I'm wanting to try to make a hex-based, turn based strategy game and I'm having a tough time trying to figure out how to design the "hex architecture" (for lack of a better term).
Does anyone know of any resources that discuss basic things like the best way to "orient" a hex-based coordinate system? Also slightly more advanced things such as movement & pathfinding on a hex-grid (where each hex has a different "movement cost") and finding LOS from one hex to another (assuming some hexes block LOS of course)?
Hex based games - maximile - Apr 4, 2009 02:48 PM
There's a bunch of links on this page: http://www-cs-students.stanford.edu/~amitp/gameprog.html#hex
Hex based games - Ingemar - Apr 6, 2009 09:17 PM
I have made a bunch of hexagonal games myself. Great fun, games change a lot with this simple change.
There are a few ways to handle it. Either you displace every other row or column by half a step, or you tilt the whole grid. Two of the eight directions are removed from the set of neighbors. Much follows naturally from there.
Hex based games - GregX999 - Apr 7, 2009 09:04 AM
Ingemar Wrote:I have made a bunch of hexagonal games myself. Great fun, games change a lot with this simple change.
Which coordinate system do you prefer, alternate row displacement or grid tilting? I read a few of those articles on site that maximile provided - it seems the alternate row displacement system would much easier to relate to while programming as well as not needing to deal with every row (or column) being a different height.

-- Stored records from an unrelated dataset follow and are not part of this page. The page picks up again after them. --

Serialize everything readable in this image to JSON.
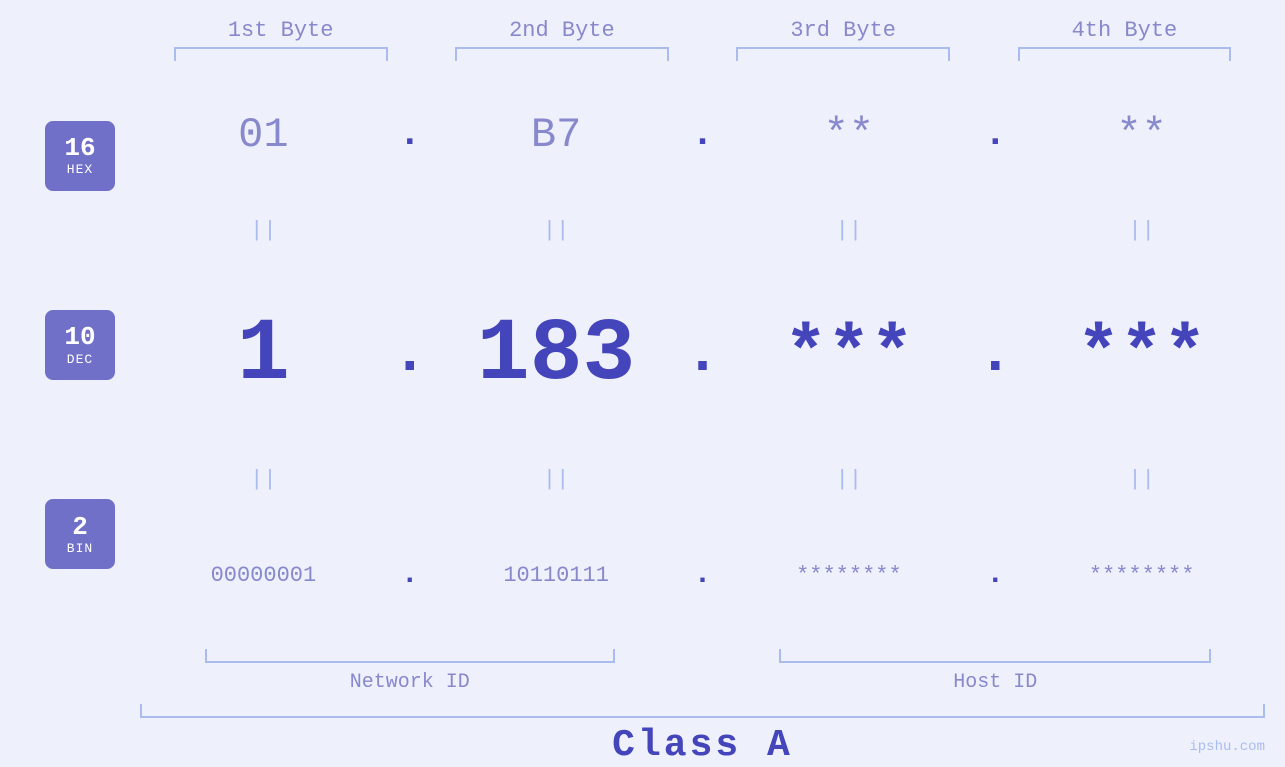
{
  "header": {
    "bytes": [
      "1st Byte",
      "2nd Byte",
      "3rd Byte",
      "4th Byte"
    ]
  },
  "badges": [
    {
      "number": "16",
      "label": "HEX"
    },
    {
      "number": "10",
      "label": "DEC"
    },
    {
      "number": "2",
      "label": "BIN"
    }
  ],
  "rows": {
    "hex": {
      "values": [
        "01",
        "B7",
        "**",
        "**"
      ],
      "dots": [
        ".",
        ".",
        "."
      ]
    },
    "dec": {
      "values": [
        "1",
        "183",
        "***",
        "***"
      ],
      "dots": [
        ".",
        ".",
        "."
      ]
    },
    "bin": {
      "values": [
        "00000001",
        "10110111",
        "********",
        "********"
      ],
      "dots": [
        ".",
        ".",
        "."
      ]
    }
  },
  "equals": [
    "||",
    "||",
    "||",
    "||"
  ],
  "bottom": {
    "network_id": "Network ID",
    "host_id": "Host ID",
    "class": "Class A"
  },
  "watermark": "ipshu.com"
}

Also, have you done anything with calculating LOS?
Hex based games - Ingemar - Apr 8, 2009 05:47 AM
I generally prefer row displacement, but it depends on the need. I would use grid tilting when LOS is important. Well, that too depends on what kind of LOS. Just following the rows is not an issue, but a non-gridbased LOS is easier in a tilted space, I'd say.
Hex based games - Nosredna - Apr 25, 2009 11:48 AM
I've done hex algorithms twice. Once in C for CyberStorm (http://en.wikipedia.org/wiki/Missionforce_Cyberstorm) and once in assembly language for an arcade-action puzzle game (written in Assembly for Amiga and PC).
I recommend you try a couple different layouts and try working with them.
You can print out hexagonal charts and try various numbering schemes and orientations.